During a routine business continuity review in mid-2008, Permanent General Assurance Corp. determined that its e-mail safeguards were insufficient. "Our disaster recovery strategy for 600 e-mail users was performing time-consuming daily and weekly tape backups," recalls Ernie Clapp, Permanent General's manager of network services. "We needed to modernize our strategy as well as update our archiving policies to address the new e-discovery landscape."
As a Microsoft (Redmond, Wash.) Exchange shop, the Nashville, Tenn.-based specialty auto insurer first considered in-house options. "After reviewing the cost of purchasing servers, software and bandwidth for distant replication, we decided insourcing didn't make sense," Clapp remarks.
Permanent General ($211 million in total assets) then investigated outsourcing vendors, narrowing the list of a dozen down to two. While both providers were comparable for features and cost, London-based Mimecast's software as a service unified e-mail management solution was selected for its end-user transparency/ease of use, according to Clapp. "Since Mimecast is a browser plug-in, no one needed to relearn how to use their e-mail," he explains. "They just opened up Outlook like they've always done before."
In addition to storage, recovery and archiving, the Mimecast solution also includes malware protection, Clapp notes. "We could either administer filters ourselves or explain a need to Mimecast for them to make the adjustments," he relates. "In other words, we retained control without needing to maintain or administer the system."
After inking a deal in late December 2008, deployment proceeded smoothly through March 2009. "We enabled journaling in Exchange and created permissions in our firewalls," Clapp says. "Then we simply pointed our Exchange records to Mimecast." Once all new e-mails were running through Mimecast, previously existing e-mails were ingested by the vendor from April through October 2009.
A Formal Retention Policy
Simultaneously, Clapp reports, Permanent General developed an e-mail retention policy to minimize e-discovery risks. "Ultimately, the biggest challenge of the entire initiative was gaining acceptance from senior management for a two-year e-mail-retention policy," reports Clapp. "Senior managers most frequently accessed e-mails older than two years, so we had to explain the legal benefits of purging old e-mails as well as the savings on storage and maintenance costs."
After listening to feedback and making policy adjustments, in August Clapp's team gave users 90 days to clean out their e-mail folders. "We also provided other mechanisms for storing important e-mails for longer than two years," Clapp points out. By November Mimecast was green-lighted to begin automatically deleting aged messages.
According to Clapp, there have been few glitches since. "The occasional hiccup has primarily resulted from a corrupted e-mail on our side and not with Mimecast," he reports. "Even so, it's no more than a couple e-mails a month, with incidents taking only seconds to clear.

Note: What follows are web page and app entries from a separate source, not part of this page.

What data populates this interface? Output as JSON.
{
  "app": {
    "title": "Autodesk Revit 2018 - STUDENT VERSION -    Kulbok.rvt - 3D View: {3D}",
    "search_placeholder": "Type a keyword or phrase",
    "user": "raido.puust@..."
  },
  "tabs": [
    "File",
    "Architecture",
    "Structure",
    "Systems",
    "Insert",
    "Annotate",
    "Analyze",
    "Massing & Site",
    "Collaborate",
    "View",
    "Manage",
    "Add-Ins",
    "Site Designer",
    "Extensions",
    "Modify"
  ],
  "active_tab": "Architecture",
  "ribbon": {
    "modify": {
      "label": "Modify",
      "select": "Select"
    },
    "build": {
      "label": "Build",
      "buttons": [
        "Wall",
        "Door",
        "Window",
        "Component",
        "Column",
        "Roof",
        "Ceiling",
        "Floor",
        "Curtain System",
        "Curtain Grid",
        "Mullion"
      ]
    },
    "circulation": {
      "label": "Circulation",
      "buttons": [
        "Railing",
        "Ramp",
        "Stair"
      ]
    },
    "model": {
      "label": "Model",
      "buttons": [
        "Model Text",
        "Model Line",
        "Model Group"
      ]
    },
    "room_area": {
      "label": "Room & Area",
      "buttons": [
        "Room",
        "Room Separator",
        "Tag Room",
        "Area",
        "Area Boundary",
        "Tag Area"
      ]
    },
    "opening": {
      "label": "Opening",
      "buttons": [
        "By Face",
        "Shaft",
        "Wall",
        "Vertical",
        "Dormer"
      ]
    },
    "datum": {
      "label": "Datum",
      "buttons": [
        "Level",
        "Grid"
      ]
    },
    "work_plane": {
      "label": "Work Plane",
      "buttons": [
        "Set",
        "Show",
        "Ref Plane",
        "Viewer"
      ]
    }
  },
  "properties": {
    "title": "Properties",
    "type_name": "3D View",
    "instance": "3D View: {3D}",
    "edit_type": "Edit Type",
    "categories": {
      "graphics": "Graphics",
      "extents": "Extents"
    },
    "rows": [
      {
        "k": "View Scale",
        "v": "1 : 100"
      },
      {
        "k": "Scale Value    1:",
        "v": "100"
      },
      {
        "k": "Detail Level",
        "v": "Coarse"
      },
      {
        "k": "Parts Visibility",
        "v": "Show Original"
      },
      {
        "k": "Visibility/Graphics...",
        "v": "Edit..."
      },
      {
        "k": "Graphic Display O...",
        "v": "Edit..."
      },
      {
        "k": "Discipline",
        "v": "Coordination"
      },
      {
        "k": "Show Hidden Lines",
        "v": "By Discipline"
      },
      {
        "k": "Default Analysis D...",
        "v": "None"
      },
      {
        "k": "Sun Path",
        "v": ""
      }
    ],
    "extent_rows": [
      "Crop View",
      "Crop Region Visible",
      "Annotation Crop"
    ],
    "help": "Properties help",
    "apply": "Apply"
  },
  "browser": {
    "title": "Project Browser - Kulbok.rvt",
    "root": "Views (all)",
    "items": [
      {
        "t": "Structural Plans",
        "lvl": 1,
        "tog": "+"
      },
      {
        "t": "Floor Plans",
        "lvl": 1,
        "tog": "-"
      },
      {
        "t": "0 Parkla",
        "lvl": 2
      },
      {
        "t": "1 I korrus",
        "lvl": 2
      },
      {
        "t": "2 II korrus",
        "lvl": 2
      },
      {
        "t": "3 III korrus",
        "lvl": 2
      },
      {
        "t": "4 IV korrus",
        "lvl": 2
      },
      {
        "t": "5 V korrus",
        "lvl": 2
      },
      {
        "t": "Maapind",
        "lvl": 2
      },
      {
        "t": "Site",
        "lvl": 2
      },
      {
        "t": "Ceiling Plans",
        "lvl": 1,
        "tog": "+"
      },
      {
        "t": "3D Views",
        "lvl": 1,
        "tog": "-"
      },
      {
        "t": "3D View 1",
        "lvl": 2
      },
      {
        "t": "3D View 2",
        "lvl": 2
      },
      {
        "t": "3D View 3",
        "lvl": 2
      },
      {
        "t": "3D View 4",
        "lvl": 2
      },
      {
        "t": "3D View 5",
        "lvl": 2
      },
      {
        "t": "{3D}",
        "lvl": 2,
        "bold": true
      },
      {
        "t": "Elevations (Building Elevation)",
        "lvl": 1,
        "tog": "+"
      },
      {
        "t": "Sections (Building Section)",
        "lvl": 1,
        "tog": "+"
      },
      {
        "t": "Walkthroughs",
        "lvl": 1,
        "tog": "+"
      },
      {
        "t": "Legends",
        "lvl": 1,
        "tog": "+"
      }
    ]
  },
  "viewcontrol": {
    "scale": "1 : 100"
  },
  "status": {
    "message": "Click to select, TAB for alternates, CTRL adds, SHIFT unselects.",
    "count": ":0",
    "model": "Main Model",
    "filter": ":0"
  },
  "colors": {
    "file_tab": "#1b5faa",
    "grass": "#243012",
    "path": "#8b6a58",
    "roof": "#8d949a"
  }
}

Using a different continuity system, a corrupted e-mail might not get noticed until it's too late to correct."
On the other hand, benefits are considerable. First, the insurer saved more than $100,000 on initial infrastructure investments alone, Clapp insists. "That's net, inclusive of our agreement with Mimecast," he asserts. "Plus, insourcing would have required increasing our infrastructure administrator head count from four to five to manage the continuity related chores."
Freed from arduous backup and restore routines, Clapp's team also is more productive, he says, adding that organizational risk is reduced by having a formal retention policy and related purging processes. Spam also has been noticeably reduced and, as yet, no virus outbreaks have occurred, Clapp continues. "In short, we had a cost-effective, robust archiving and business continuity system up and running in under three months where none existed before," he says.
Furthermore, the initiative's success has set a positive tone. "It's created a comfort level among executive management for cloud computing, opening doors for other projects," Clapp relates. "After all, we're not in the IT business -- we're in the insurance business. We don't always need to become experts in every technology. Instead, we can leverage the cloud if an in-house solution isn't a good fit for us."
Case Study Snapshot
Company: Permanent General Assurance Corp. (Nashville, Tenn.; $211 million in total assets).
Lines of Business: Specialty automobile.
Vendor/Technology: Mimecast (London) software-as-a-service unified e-mail management solution.
Challenge: Modernize e-mail archiving, continuity and disaster recovery capabilities.